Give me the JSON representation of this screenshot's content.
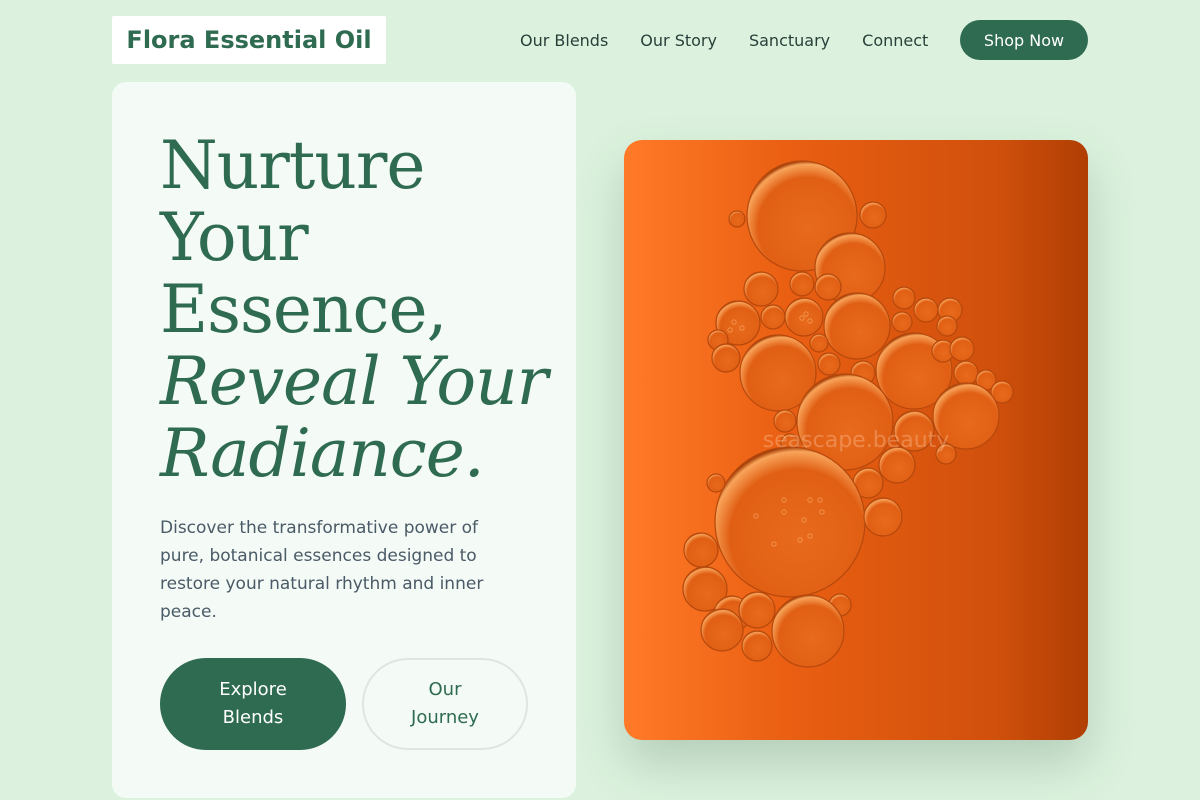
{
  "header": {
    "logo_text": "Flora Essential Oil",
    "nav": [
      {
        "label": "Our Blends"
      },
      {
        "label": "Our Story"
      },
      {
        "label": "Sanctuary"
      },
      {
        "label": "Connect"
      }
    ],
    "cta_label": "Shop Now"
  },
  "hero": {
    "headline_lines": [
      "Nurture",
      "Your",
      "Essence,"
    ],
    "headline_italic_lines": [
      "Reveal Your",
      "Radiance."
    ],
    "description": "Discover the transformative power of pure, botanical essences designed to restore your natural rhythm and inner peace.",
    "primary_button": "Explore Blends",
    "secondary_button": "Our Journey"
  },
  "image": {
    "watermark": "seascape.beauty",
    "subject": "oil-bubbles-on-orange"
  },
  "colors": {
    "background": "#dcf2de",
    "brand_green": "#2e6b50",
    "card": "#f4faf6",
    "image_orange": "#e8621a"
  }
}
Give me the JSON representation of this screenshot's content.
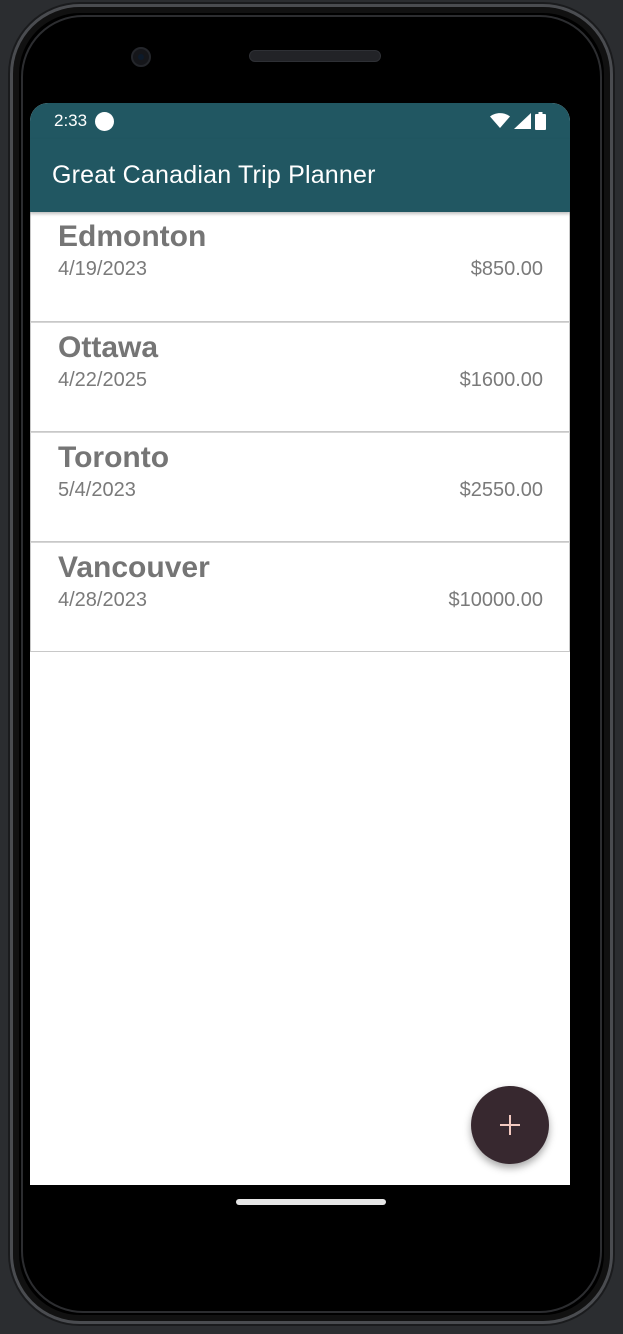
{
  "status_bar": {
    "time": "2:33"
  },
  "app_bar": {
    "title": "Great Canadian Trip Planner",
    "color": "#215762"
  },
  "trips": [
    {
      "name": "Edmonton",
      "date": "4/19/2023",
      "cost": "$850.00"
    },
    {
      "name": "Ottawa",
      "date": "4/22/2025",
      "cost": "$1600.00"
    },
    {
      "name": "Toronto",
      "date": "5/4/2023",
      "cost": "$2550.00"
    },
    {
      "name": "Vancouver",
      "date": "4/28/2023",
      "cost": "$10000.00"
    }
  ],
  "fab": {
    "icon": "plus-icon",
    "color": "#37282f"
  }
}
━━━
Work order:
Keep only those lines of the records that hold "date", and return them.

Answer box:
      "date": "4/19/2023",
      "date": "4/22/2025",
      "date": "5/4/2023",
      "date": "4/28/2023",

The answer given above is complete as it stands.